I tried my hand at making Kanom Gui Chai Tod ขนมกุยช่ายทอด. I came across this dish at a local Thai restaurant Khom Loi and fell in love. So of course I had to figure out how to make them myself and share my personal adaptation with you.
A little history before we jump to the recipe. This gelatinous and crispy treat is a Thai variaton on chive dumplings from the Teochew Chinese immigrants that settled in #thailand. Teochew cooking is marked by restraint and subtlety, forgoing heavy seasonings in order to highlight the freshness of ingredients. Instead of the chives being a filling inside these dumplings, they’re simply mixed in with the batter to create a more homogeneous texture throughout. It’s also a whole lot easier than filling and sealing individual dumplings. They can be served steamed or you can take it a step further by pan frying them to get an amazing crispy and chewy texture.
400g garlic chives
100g regular chives
5 tsp sugar
2 Tbsp soy sauce
1 tsp salt
1 tsp msg (optional)
1 tsp baking soda
1 tsp garlic powder
1 Tbsp avocado oil
1 tsp white pepper
200g rice flour
200g tapioca starch
2 cups water
1 Tbsp soy sauce
1 Tbsp sugar
1 Tbsp Sedition Brews tropical sipping vinegar
1 Tbsp oyster sauce
2 tsp hot (chili) sesame oil
2 tsp Gochujang paste
Wash and dry chives
Cut chives into 1 cm pieces
Add to mixing bowl
Add salt, sugar, soy sauce, baking soda, white pepper, garlic powder, oil and mix until combined
Let sit for at least 20 minutes or longer until the chives look wilted and the liquid has been drawn out of them.
Make dipping sauce:
Combine soy sauce, oyster sauce, vinegar, Gochujang paste, sesame oil and sugar.
Stir until the sugar is dissolved. This sauce will keep in the fridge for weeks.
Make the batter:
Combine water, rice flour and tapioca starch in a pot and stir until there are no more lumps. Turn the heat on LOW and stir the mixture constantly with a soft spatula.

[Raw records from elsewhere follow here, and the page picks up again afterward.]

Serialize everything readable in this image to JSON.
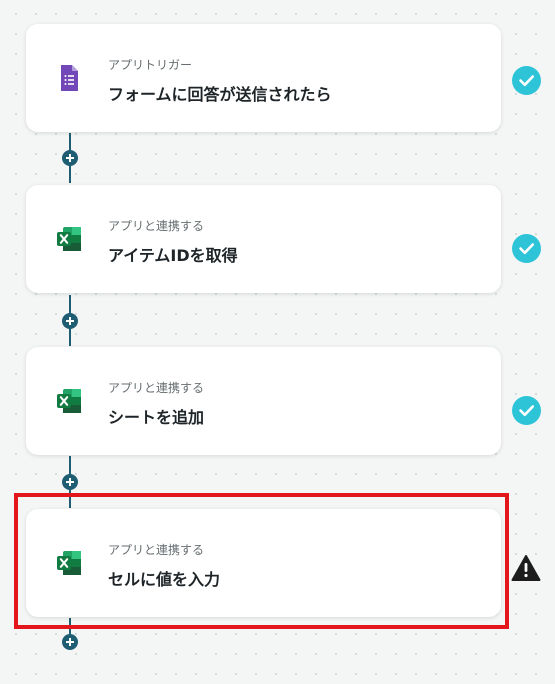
{
  "flow": {
    "steps": [
      {
        "subtitle": "アプリトリガー",
        "title": "フォームに回答が送信されたら",
        "app_icon": "google-forms-icon",
        "status": "complete",
        "status_icon": "check-circle-icon"
      },
      {
        "subtitle": "アプリと連携する",
        "title": "アイテムIDを取得",
        "app_icon": "excel-icon",
        "status": "complete",
        "status_icon": "check-circle-icon"
      },
      {
        "subtitle": "アプリと連携する",
        "title": "シートを追加",
        "app_icon": "excel-icon",
        "status": "complete",
        "status_icon": "check-circle-icon"
      },
      {
        "subtitle": "アプリと連携する",
        "title": "セルに値を入力",
        "app_icon": "excel-icon",
        "status": "warning",
        "status_icon": "warning-triangle-icon",
        "highlighted": true
      }
    ],
    "add_step_icon": "plus-icon"
  },
  "colors": {
    "connector": "#1f5d73",
    "check": "#2ec4d8",
    "highlight": "#e3161c",
    "forms_purple": "#7248b9",
    "excel_green": "#107c41"
  }
}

As the mixture starts to cook and congeal into lumps, remove pot from heat occasionally to mash any flour lumps against the sides and break them up. Do not stop stirring until the mixture has the consistency of a thin pancake batter. Remove from heat while still stirring to break up any lumps of flour to make sure the consistency of the batter is even throughout. Add the chive mixture (liquid and all) and mix until well combined.
Grease two 7-inch round cake or pie pans with oil or bacon grease (my go-to). Line the bottom of the pan with parchment paper. Divide batter evenly between them and smooth off the top to make them an even depth throughout.
Preheat a pot or steamer (I used a large stock pot with an upside down metal steamer to keep pie pan out of water) with boiling water. Wrap a towel around the lid of the steamer to prevent water from dripping onto the surface of the dumplings.
Steam the dumplings for 15-17 minutes. Turn off heat and remove lid.
Let the dumplings cool in the pan until cool enough to handle. Run a knife along the sides to release and flip it onto a cutting board with parchment paper on top, let cool. Grease a sharp knife and cut the dumplings into bite-sized cubes.
At this stage you can store the dumplings in an airtight container in the fridge for up to a week, and fry them up whenever you're ready to eat.
Heat stainless steel pan over med/low heat. When water skids around pan in little balls the pores of the stainless steel pan are closed and your pan is hot enough to add oil. Add enough oil to cover the bottom of the pan and add dumplings when it starts to shimmer but not yet smoke. Fry dumplings on both sides until well browned and crispy. Place on paper towel-lined plate to remove excess oil.
Serve immediately while they’re still hot and crispy for best results.